But what could possibly have filled my normally-altruistic heart with such mercenary impulses, and in the very season that Pappy Solstice, Santa Claus, Grampy Tanglebeard and their ilk are examining the actions of humanity with such care?

The answer, as is so often the case when my motivations are opaque to those around me, lay with my obsession for antique media, in this case Silver Age Comics. Smith Brothers ads have been creeping into my brain for years but I'd honestly never thought to see the things in real life and so hadn't bothered to build a wall of cynicism and determination around the affected portion of my brain, like I do for, say, Swffers. As soon as I saw that little white box sitting on the shelf all of the Smith Brothers' virtues, beamed into my mind from the back pages of Batman and Mystery in Space, came crashing down on my consciousness. It was all I could do not to trample small children just to get my hands on them faster.

Compounding the problem is the fact that I love most of their ads. they tend to be adorable:

Oddly, though, they don't really feature any recurring characters other than Trade and Mark, the bearded bros. One ad might feature the ultra-cute singing children pictured above, while the next showcases the Brothers' ability to enter the dreams of sick children:

Actually, that one was a recurring theme:

Thing is, it's always a different kid, even if they kind of look like they were issued the same button nose and tousled hair at birth. Either the Smith Brothers were careful to spread their wisdom around - which makes sense, given that the average child should be capable of retaining the "take cough drops when you have a cough" wisdom - or I just haven't yet encountered the continuing adventures of Mickey Marvel, Boy Box Kite Enthusiast. I kind of suspect that I'm missing out on some further adventures of these next guys especially:

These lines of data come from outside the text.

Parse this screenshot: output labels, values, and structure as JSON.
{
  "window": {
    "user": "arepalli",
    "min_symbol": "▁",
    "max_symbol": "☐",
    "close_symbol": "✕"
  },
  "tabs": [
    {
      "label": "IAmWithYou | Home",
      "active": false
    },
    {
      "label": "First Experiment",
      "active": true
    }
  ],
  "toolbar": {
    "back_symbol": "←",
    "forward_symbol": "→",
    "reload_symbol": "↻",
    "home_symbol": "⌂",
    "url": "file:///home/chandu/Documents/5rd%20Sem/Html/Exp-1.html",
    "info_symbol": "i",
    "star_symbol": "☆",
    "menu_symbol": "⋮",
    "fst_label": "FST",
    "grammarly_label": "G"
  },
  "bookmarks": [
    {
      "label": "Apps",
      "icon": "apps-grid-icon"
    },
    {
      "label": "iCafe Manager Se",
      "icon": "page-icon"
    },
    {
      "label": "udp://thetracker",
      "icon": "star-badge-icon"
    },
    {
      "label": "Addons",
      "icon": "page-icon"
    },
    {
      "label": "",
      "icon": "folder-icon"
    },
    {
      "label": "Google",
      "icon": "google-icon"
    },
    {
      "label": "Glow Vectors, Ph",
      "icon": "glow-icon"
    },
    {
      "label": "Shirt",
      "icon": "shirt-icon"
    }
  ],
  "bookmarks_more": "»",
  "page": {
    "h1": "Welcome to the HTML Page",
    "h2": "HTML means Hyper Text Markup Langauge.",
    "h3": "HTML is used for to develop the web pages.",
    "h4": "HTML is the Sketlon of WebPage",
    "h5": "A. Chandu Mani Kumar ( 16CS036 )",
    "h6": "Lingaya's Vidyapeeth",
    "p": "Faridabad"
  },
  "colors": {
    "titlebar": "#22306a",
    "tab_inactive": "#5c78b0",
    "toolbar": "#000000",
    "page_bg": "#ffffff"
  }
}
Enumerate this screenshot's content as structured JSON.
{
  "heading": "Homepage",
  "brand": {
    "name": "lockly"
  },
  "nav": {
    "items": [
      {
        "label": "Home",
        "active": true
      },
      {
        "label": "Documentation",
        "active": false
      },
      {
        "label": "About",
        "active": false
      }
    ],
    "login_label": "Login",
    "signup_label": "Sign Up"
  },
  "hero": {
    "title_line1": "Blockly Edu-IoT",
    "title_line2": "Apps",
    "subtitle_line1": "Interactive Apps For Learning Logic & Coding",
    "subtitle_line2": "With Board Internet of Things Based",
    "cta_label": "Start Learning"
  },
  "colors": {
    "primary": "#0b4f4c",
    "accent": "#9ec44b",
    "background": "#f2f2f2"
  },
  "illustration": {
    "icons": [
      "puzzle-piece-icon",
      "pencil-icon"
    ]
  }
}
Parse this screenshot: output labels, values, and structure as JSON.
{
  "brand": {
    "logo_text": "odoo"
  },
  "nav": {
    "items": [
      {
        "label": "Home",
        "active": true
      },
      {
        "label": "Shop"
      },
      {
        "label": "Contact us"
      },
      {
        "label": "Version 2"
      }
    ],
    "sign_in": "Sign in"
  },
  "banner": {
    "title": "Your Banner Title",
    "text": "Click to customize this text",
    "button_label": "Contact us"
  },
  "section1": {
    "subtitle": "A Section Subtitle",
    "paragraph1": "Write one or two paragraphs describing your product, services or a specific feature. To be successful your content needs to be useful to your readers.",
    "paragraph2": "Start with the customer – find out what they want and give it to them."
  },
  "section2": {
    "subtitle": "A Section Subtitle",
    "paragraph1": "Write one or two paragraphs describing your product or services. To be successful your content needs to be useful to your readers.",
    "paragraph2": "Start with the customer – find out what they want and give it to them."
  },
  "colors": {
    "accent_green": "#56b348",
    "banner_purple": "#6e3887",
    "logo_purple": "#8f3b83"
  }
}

I'm actually kind of tormented by the thought that there might be more to this story. Do Nip and Tuck go on to have further adventures? Was there a prequel to this one or did it really start in media res? Will I ever learn of the origin of their ludicrous nicknames? Certainly there was at least some further mileage in the "buy our cough drops or people might kill you" plot, as evidenced by this ad by competing drop manufacturer Ludens:

I honestly though that Hatchet Hattie was just misunderstood and that this would turn out to be a comic about tolerance, but no, it's about cough drops preventing axe murder.

But I digress. The subject was the non-recurrence of characters in Smith Brothers ads. As I said, there may be many more of the pesky things than I have encountered over the years, but the only character who I have seen in the them more than once - aside from the Brothers themselves, of course - is the beanie kid from the first ad, above, and I'm pretty sure that he is the ultimate factor that led to my Christmastime fall-from-grace.

How could I resist his tuba-playing charms? HOW?